• _The data_

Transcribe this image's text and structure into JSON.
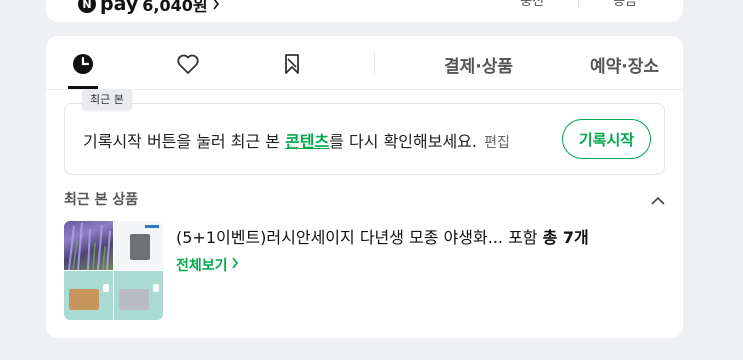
{
  "top": {
    "npay_logo": "N",
    "npay_label": "pay",
    "npay_amount": "6,040원",
    "right_links": [
      "충전",
      "송금"
    ]
  },
  "tabs": {
    "icons": [
      "recent-clock-icon",
      "heart-icon",
      "bookmark-icon"
    ],
    "text_tabs": [
      "결제·상품",
      "예약·장소"
    ],
    "tooltip": "최근 본"
  },
  "notice": {
    "prefix": "기록시작 버튼을 눌러 최근 본 ",
    "highlight": "콘텐츠",
    "suffix": "를 다시 확인해보세요.",
    "edit_label": "편집",
    "record_button": "기록시작"
  },
  "recent": {
    "section_title": "최근 본 상품",
    "product_title": "(5+1이벤트)러시안세이지 다년생 모종 야생화... 포함 ",
    "count_label": "총 7개",
    "view_all": "전체보기"
  },
  "colors": {
    "accent": "#03a94d",
    "background": "#eef0f3"
  }
}
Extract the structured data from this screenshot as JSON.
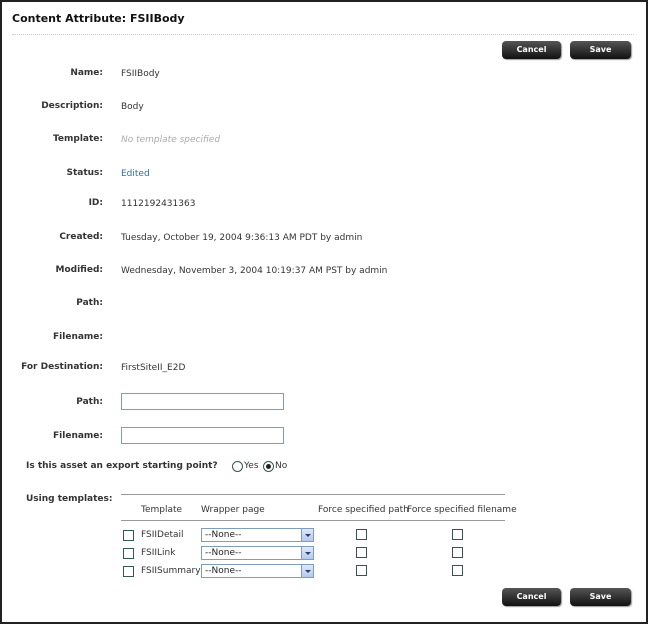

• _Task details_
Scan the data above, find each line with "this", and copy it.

• _Written reply_
Transcribe this image's text and structure into JSON.
Extract the structured data from this screenshot as JSON.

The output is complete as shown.